India is a vast continent in itself. Vast uncharted lands
and great diversities between regions are characteristic features
of this land. East India in particular is one of the most
populated yet unexplored corners of the planet. There are
valleys and hills inhabited sparsely by tribes and also cities
like Calcutta that are a choc-a-bloc of people.
- Visiting Calcutta's famous Kaali Temple, a place
where they say Goddess Sati's toe fell
- Diving in the waters surrounding the Andaman Islands
to see the unique marine life that exists here
- Heading to the huge religious festival outside Calcutta
city, known as the Ganga Mela
- Visiting the Adi tribe in the remote village of Arunachal
Our journey path (as featured in
Treks in a Wild World)
Holly Morris begins her journey in Calcutta,
the city of magical bedlam. She enters through this gateway
to Northeast India, before making her way to the remote Andaman
Islands. Here she indulges in adventurous sports like
underwater diving. She then travels north to the former British
hill station of Darjeeling. The finale to her journey

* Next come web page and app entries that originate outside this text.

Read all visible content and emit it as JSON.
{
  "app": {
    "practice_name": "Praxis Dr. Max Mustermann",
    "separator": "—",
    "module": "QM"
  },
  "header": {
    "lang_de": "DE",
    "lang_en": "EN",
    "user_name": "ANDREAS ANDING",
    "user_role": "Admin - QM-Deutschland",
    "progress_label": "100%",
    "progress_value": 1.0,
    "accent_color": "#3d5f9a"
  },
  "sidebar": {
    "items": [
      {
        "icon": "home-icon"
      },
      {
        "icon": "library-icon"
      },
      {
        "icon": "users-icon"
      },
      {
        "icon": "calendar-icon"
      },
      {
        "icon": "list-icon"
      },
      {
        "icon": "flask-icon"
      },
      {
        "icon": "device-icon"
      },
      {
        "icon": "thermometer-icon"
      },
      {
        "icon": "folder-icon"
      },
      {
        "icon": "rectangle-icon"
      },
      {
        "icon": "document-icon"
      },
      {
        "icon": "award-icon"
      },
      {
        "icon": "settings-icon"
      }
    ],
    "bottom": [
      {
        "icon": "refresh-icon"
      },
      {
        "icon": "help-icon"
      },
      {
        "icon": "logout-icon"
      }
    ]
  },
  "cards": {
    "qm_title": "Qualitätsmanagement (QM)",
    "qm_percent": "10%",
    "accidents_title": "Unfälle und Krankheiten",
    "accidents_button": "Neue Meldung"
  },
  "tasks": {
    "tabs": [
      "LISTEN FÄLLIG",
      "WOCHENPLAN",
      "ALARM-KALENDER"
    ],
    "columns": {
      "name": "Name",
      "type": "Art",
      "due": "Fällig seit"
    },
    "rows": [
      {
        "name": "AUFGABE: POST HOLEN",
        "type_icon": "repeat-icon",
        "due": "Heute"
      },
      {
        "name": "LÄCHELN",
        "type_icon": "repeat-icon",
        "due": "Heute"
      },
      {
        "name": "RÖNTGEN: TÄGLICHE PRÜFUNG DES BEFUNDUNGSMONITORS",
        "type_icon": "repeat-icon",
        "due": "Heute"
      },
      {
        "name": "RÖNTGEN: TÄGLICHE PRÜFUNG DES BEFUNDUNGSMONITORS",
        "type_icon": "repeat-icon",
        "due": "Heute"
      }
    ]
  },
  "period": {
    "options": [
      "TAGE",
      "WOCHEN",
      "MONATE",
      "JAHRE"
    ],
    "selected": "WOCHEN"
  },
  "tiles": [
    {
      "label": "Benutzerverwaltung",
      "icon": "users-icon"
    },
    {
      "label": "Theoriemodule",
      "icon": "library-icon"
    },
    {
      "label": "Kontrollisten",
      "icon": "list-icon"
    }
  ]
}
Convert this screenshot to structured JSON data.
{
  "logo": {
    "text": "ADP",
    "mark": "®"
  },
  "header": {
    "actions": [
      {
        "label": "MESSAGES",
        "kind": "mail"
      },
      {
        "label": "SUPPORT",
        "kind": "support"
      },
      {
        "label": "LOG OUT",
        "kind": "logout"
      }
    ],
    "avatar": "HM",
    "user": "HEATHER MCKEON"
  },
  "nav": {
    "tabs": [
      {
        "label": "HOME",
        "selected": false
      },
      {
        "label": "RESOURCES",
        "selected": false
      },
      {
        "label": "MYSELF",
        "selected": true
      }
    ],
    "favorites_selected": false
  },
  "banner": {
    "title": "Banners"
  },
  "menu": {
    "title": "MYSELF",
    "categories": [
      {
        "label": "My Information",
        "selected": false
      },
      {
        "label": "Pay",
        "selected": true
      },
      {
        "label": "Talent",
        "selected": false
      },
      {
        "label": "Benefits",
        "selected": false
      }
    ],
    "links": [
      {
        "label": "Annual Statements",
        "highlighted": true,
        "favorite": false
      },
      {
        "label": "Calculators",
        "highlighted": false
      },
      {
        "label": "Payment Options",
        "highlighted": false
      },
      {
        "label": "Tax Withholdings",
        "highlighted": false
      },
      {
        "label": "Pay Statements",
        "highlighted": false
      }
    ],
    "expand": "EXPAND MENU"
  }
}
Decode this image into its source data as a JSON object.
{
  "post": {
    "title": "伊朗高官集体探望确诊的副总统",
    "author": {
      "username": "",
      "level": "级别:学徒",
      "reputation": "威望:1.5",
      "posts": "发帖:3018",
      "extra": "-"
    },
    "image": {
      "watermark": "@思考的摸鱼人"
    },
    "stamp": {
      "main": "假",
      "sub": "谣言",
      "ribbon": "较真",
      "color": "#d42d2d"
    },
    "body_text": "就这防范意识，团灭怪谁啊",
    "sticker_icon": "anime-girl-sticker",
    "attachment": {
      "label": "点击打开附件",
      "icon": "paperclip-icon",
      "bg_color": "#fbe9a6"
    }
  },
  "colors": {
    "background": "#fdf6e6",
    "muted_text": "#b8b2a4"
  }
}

is at one of the most remote and unknown states of India,
Arunachal Pradesh, where she spends time with the Adi
Tribe and tastes their local delicacy - rat.
- The noise, congestion and pollution in Calcutta
are out of control and though there are many modes of transportation
to choose from, it is always a bit of a gamble. A convenient
choice would be to jump on one of the many desol beljan bus,
but make sure you get on the right one.
- While visiting the temples of Calcutta, make sure you follow
the basic rules and restrictions like taking your shoes off
before entering the temple premises and eating food with your
- Visiting most of the islands in the Andaman Island group
requires a permit by the authorities, as this is a provision
under the tribal protection act.
- It's always advised to take an instructor who knows the
water with you while diving.
Things to see and do
- Calcutta is India's third largest city; it contains
a bewildering mix of polluted industrialisation, poverty,
quiet beauty and affluence. Many famous poets and writers
were born here including Rabindranath Tagore. One of
the main attractions of the city is the Kali Temple and
since most of the people here are Hindu, the temple is always
flooded with devotees.
- The Sagar Island bathing festival held in the month
of January is another event that attracts religious followers
and devotees from all over India. Hindu pilgrims descend on
the area to visit the Kapil Muni Temple and bathe in
the confluence of the Ganges and the Bay of Bengal.
- Darjeeling, a peaceful place surrounded by tea plantations,
has been a popular hill station since the British established
it as a rest and relaxation centre for their troops in the
mid-1800's. It made an idea place to escape from the humidity
and heat surrounding much of the continent. The area is modelled
on a remote Scottish village.
- Darjeeling also has the Himalayan Mountaineering Institute,
which was founded in 1954 by Prime Minister Nehru following
the first successful ascent of the peak. It's here that mountaineers
are trained. This place also has a small museum that includes
mountaineering paraphenalia from previous treks and Himalayan
flora and fauna.
- The Andaman Islands are simply beautiful and isolated
beaches accompanied with, luscious rainforests, mangrove swamps
and unique marine and bird life. For a visitor, this is an
ideal retreat to finds yourself within close proximity of
the few native tribes that remain, hidden in the hills.
- The Cellular Jail is an important historical monument
to see. The British used the Andamans until Independence as
a prison site for Indian freedom fighters. The 686-roomed
Jail is a monument to India's freedom struggle.